There’s a way to slow the spread of the new coronavirus, COVID-19, and it’s something that will involve the whole community. It’s called social distancing.
“Social distancing is essentially changing your behavior so you’ve avoided situations or events where you could spread the virus,” 9Health Expert Dr. Payal Kohli said.
Examples of social distancing include:
- Avoiding crowded places
- Avoiding restaurants/theaters/concerts & large events
- Not traveling
- Maintaining 6-8 feet of distance among people
- Limiting contact with even small groups
- Not touching or having close contact for greeting

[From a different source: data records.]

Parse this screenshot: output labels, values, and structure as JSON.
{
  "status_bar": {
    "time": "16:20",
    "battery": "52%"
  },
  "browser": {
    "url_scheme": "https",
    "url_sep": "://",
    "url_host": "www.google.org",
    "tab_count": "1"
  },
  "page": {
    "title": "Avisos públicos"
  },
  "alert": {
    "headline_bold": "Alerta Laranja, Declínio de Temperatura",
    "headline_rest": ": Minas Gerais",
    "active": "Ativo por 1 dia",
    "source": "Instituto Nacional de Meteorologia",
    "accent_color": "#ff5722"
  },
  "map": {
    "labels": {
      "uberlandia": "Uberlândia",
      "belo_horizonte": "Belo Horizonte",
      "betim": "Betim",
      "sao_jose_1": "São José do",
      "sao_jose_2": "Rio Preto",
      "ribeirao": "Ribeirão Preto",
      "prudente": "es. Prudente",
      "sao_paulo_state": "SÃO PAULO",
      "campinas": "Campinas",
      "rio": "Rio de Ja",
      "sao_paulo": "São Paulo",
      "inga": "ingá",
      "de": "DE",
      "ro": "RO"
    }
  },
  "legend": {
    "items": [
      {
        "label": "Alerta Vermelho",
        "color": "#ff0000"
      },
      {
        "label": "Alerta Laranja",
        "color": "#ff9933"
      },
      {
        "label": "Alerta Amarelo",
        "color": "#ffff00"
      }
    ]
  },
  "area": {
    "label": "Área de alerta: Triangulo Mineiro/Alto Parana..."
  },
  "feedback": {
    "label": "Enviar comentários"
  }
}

The Centers for Disease Control (CDC) released a new recommendation on March, 15th that says for the next 8 weeks, organizers (whether groups or individuals) should cancel or postpone in-person events that consist of 50 people or more throughout the United States.

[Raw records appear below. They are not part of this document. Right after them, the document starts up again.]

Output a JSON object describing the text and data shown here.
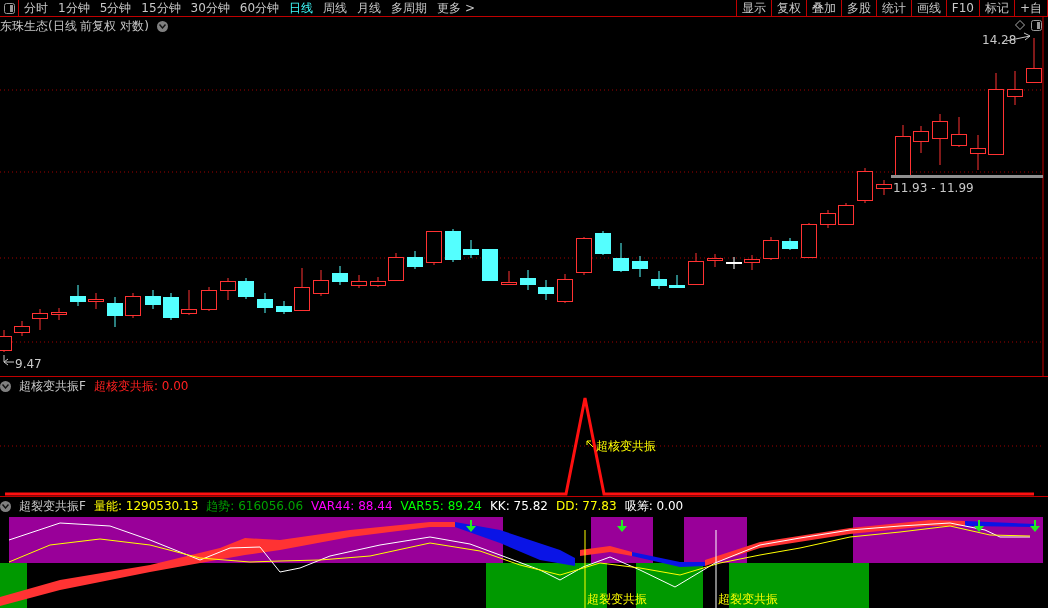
{
  "toolbar": {
    "period_tabs": [
      {
        "label": "分时",
        "selected": false
      },
      {
        "label": "1分钟",
        "selected": false
      },
      {
        "label": "5分钟",
        "selected": false
      },
      {
        "label": "15分钟",
        "selected": false
      },
      {
        "label": "30分钟",
        "selected": false
      },
      {
        "label": "60分钟",
        "selected": false
      },
      {
        "label": "日线",
        "selected": true
      },
      {
        "label": "周线",
        "selected": false
      },
      {
        "label": "月线",
        "selected": false
      },
      {
        "label": "多周期",
        "selected": false
      },
      {
        "label": "更多 >",
        "selected": false
      }
    ],
    "buttons": [
      "显示",
      "复权",
      "叠加",
      "多股",
      "统计",
      "画线",
      "F10",
      "标记",
      "+自"
    ]
  },
  "main_chart": {
    "title": "东珠生态(日线 前复权 对数)",
    "high_label": "14.28",
    "range_label": "11.93 - 11.99",
    "low_label": "9.47"
  },
  "indicator_1": {
    "name": "超核变共振F",
    "legend": [
      {
        "text": "超核变共振: 0.00",
        "color": "#ff2020"
      }
    ],
    "signal_label": "超核变共振"
  },
  "indicator_2": {
    "name": "超裂变共振F",
    "legend": [
      {
        "text": "量能: 1290530.13",
        "color": "#ffff00"
      },
      {
        "text": "趋势: 616056.06",
        "color": "#00a000"
      },
      {
        "text": "VAR44: 88.44",
        "color": "#ff00ff"
      },
      {
        "text": "VAR55: 89.24",
        "color": "#00ff00"
      },
      {
        "text": "KK: 75.82",
        "color": "#ffffff"
      },
      {
        "text": "DD: 77.83",
        "color": "#ffff00"
      },
      {
        "text": "吸筹: 0.00",
        "color": "#ffffff"
      }
    ],
    "signal_labels": [
      "超裂变共振",
      "超裂变共振"
    ]
  }
}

President Donald Trump on Monday, March 16th, issued guidelines that called for Americans to stay home, avoid social gatherings of more than 10 people, and limit discretionary travel.
With social distancing, the spread of COVID-19 can be slowed down so the health care system doesn’t get overwhelmed with patients. A chart that was first published in a scientific journal called the Lancet depicts the different ways a disease like COVID-19 can spread depending on basic changes we can make as a society.
What the red line shows is how COVID-19 could spread over time without any intervention. Everyone below the red line is infected with the disease, and at its peak, it could negatively impact everything from the healthcare system to the economy. The blue curve represents what could happen if the population practices social distancing. Dr. Kohli explains more in the below video.
Colorado, as of this writing, has not peaked, Kohli said. Instead, it’s at the time right before the bell curve starts to get steeper – meaning the virus could still play out in the community in a different way than if it were allowed to naturally run its course.
With social distancing, a virus’ spread can be slowed, and at its peak, there won’t nearly be as many cases. Because it doesn’t run its course quite as quickly, its lifespan is longer, but also less severe. We can all do our part right now to “flatten the curve”.